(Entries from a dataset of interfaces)
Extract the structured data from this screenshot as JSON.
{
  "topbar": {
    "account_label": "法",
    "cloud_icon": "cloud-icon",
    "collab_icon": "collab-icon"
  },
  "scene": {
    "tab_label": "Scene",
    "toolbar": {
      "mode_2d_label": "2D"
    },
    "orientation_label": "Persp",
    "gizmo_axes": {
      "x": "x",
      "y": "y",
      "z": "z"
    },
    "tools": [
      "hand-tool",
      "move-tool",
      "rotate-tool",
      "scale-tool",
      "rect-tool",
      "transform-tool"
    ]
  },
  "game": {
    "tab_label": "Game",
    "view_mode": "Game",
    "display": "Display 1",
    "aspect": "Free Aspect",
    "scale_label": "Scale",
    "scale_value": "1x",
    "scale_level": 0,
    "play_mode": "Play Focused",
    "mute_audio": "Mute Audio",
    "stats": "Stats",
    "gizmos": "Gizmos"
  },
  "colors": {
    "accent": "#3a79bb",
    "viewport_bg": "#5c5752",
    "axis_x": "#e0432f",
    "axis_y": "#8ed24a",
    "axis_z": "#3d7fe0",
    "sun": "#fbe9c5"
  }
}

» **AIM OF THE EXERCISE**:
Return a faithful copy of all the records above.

» **EXERCISE RESULT**:
Extract the structured data from this screenshot as JSON.
{
  "topbar": {
    "account_label": "法",
    "cloud_icon": "cloud-icon",
    "collab_icon": "collab-icon"
  },
  "scene": {
    "tab_label": "Scene",
    "toolbar": {
      "mode_2d_label": "2D"
    },
    "orientation_label": "Persp",
    "gizmo_axes": {
      "x": "x",
      "y": "y",
      "z": "z"
    },
    "tools": [
      "hand-tool",
      "move-tool",
      "rotate-tool",
      "scale-tool",
      "rect-tool",
      "transform-tool"
    ]
  },
  "game": {
    "tab_label": "Game",
    "view_mode": "Game",
    "display": "Display 1",
    "aspect": "Free Aspect",
    "scale_label": "Scale",
    "scale_value": "1x",
    "scale_level": 0,
    "play_mode": "Play Focused",
    "mute_audio": "Mute Audio",
    "stats": "Stats",
    "gizmos": "Gizmos"
  },
  "colors": {
    "accent": "#3a79bb",
    "viewport_bg": "#5c5752",
    "axis_x": "#e0432f",
    "axis_y": "#8ed24a",
    "axis_z": "#3d7fe0",
    "sun": "#fbe9c5"
  }
}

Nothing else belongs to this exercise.